• What is expected:
Work out the number of lines that hold "esculenta" in the listing, and give that number with no other text.

• Provided information:
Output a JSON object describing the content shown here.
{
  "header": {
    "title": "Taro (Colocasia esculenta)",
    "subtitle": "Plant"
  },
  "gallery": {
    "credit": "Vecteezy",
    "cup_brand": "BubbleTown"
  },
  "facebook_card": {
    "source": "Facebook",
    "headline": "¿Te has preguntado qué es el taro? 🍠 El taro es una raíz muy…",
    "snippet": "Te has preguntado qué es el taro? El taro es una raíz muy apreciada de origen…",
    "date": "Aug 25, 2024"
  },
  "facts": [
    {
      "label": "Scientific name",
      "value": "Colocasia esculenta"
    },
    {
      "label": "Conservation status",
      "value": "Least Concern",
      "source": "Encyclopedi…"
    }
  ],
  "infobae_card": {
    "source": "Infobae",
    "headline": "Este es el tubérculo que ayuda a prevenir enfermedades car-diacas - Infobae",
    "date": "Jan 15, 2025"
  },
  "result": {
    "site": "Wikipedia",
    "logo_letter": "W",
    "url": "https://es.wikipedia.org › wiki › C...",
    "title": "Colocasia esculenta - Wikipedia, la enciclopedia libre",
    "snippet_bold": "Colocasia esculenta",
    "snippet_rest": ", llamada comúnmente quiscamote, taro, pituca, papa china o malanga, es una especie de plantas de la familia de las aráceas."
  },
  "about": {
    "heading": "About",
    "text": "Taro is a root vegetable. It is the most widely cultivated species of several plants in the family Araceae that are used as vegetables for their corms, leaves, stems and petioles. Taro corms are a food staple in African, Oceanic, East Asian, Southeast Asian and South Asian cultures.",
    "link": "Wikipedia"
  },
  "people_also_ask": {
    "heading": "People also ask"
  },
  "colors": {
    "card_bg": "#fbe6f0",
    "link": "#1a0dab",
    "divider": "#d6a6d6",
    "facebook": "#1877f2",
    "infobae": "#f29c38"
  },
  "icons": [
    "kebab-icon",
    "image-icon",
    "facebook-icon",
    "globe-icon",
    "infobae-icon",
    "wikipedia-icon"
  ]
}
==
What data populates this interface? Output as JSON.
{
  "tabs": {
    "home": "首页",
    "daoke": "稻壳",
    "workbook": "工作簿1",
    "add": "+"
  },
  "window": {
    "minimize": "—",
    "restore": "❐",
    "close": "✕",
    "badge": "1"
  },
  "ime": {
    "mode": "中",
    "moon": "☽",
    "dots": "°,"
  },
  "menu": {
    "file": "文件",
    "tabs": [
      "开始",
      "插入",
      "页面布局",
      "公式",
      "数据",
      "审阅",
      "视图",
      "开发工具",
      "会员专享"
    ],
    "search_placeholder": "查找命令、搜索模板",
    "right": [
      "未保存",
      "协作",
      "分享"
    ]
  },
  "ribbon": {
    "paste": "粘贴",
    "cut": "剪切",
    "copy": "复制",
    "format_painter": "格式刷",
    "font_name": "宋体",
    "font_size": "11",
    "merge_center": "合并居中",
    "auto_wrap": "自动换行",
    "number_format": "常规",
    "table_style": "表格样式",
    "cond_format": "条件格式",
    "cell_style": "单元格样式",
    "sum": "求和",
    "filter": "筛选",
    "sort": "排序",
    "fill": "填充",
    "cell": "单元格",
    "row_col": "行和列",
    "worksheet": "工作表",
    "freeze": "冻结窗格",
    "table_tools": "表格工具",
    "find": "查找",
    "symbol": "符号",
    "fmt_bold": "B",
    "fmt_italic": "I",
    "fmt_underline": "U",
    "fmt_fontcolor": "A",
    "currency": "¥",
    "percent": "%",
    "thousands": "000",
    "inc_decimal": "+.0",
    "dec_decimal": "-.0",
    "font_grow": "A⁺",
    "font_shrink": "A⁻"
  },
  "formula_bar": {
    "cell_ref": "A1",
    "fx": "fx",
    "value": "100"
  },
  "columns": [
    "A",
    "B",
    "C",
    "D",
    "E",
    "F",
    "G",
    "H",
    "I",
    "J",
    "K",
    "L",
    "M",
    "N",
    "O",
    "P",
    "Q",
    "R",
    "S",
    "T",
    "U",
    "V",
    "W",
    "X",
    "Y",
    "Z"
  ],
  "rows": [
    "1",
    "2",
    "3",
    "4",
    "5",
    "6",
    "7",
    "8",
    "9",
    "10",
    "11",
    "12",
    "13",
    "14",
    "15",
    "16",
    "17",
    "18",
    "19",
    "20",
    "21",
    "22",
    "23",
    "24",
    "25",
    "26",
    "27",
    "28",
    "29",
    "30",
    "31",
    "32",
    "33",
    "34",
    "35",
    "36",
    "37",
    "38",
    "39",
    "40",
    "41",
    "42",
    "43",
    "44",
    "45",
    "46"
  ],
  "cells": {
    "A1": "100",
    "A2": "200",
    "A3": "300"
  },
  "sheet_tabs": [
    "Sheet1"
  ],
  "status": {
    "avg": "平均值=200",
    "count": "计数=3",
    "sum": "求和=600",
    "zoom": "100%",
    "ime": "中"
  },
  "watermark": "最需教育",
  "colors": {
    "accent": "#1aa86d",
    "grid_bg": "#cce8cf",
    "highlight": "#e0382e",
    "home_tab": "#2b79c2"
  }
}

• Task result:
4